§ **PROBLEM TO WORK ON**
Word for word, reproduce each entry.

——————————

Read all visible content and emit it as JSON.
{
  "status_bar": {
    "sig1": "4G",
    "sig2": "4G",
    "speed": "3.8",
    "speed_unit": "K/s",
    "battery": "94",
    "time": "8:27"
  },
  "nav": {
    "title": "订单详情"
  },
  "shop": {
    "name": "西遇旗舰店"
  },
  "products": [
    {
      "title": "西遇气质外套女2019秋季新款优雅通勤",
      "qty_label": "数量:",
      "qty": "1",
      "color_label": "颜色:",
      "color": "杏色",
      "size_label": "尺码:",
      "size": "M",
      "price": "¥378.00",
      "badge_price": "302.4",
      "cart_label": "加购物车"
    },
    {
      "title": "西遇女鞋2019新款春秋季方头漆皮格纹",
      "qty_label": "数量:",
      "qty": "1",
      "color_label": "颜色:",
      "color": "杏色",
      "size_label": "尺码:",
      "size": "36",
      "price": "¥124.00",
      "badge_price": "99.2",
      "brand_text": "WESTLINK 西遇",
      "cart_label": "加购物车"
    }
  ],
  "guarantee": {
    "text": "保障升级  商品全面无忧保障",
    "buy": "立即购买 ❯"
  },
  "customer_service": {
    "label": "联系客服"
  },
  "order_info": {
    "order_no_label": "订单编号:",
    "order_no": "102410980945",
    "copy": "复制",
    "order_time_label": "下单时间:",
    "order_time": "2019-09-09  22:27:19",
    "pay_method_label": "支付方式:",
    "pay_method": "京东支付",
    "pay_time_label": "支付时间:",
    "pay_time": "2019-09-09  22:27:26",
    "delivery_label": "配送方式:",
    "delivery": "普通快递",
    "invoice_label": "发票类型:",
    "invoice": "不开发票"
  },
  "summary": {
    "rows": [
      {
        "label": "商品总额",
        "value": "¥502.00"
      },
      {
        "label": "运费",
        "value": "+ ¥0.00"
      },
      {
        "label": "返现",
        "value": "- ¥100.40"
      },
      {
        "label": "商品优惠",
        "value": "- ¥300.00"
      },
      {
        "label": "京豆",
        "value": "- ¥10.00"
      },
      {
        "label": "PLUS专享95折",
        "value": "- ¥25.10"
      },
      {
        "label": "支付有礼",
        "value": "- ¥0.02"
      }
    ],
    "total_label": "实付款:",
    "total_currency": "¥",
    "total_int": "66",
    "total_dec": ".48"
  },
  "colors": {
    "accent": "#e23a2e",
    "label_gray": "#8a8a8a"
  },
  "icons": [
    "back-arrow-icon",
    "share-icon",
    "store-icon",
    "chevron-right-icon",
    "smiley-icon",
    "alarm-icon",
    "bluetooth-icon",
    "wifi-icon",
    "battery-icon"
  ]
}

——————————

§ **WORKED SOLUTION**
Read all visible content and emit it as JSON.
{
  "status_bar": {
    "sig1": "4G",
    "sig2": "4G",
    "speed": "3.8",
    "speed_unit": "K/s",
    "battery": "94",
    "time": "8:27"
  },
  "nav": {
    "title": "订单详情"
  },
  "shop": {
    "name": "西遇旗舰店"
  },
  "products": [
    {
      "title": "西遇气质外套女2019秋季新款优雅通勤",
      "qty_label": "数量:",
      "qty": "1",
      "color_label": "颜色:",
      "color": "杏色",
      "size_label": "尺码:",
      "size": "M",
      "price": "¥378.00",
      "badge_price": "302.4",
      "cart_label": "加购物车"
    },
    {
      "title": "西遇女鞋2019新款春秋季方头漆皮格纹",
      "qty_label": "数量:",
      "qty": "1",
      "color_label": "颜色:",
      "color": "杏色",
      "size_label": "尺码:",
      "size": "36",
      "price": "¥124.00",
      "badge_price": "99.2",
      "brand_text": "WESTLINK 西遇",
      "cart_label": "加购物车"
    }
  ],
  "guarantee": {
    "text": "保障升级  商品全面无忧保障",
    "buy": "立即购买 ❯"
  },
  "customer_service": {
    "label": "联系客服"
  },
  "order_info": {
    "order_no_label": "订单编号:",
    "order_no": "102410980945",
    "copy": "复制",
    "order_time_label": "下单时间:",
    "order_time": "2019-09-09  22:27:19",
    "pay_method_label": "支付方式:",
    "pay_method": "京东支付",
    "pay_time_label": "支付时间:",
    "pay_time": "2019-09-09  22:27:26",
    "delivery_label": "配送方式:",
    "delivery": "普通快递",
    "invoice_label": "发票类型:",
    "invoice": "不开发票"
  },
  "summary": {
    "rows": [
      {
        "label": "商品总额",
        "value": "¥502.00"
      },
      {
        "label": "运费",
        "value": "+ ¥0.00"
      },
      {
        "label": "返现",
        "value": "- ¥100.40"
      },
      {
        "label": "商品优惠",
        "value": "- ¥300.00"
      },
      {
        "label": "京豆",
        "value": "- ¥10.00"
      },
      {
        "label": "PLUS专享95折",
        "value": "- ¥25.10"
      },
      {
        "label": "支付有礼",
        "value": "- ¥0.02"
      }
    ],
    "total_label": "实付款:",
    "total_currency": "¥",
    "total_int": "66",
    "total_dec": ".48"
  },
  "colors": {
    "accent": "#e23a2e",
    "label_gray": "#8a8a8a"
  },
  "icons": [
    "back-arrow-icon",
    "share-icon",
    "store-icon",
    "chevron-right-icon",
    "smiley-icon",
    "alarm-icon",
    "bluetooth-icon",
    "wifi-icon",
    "battery-icon"
  ]
}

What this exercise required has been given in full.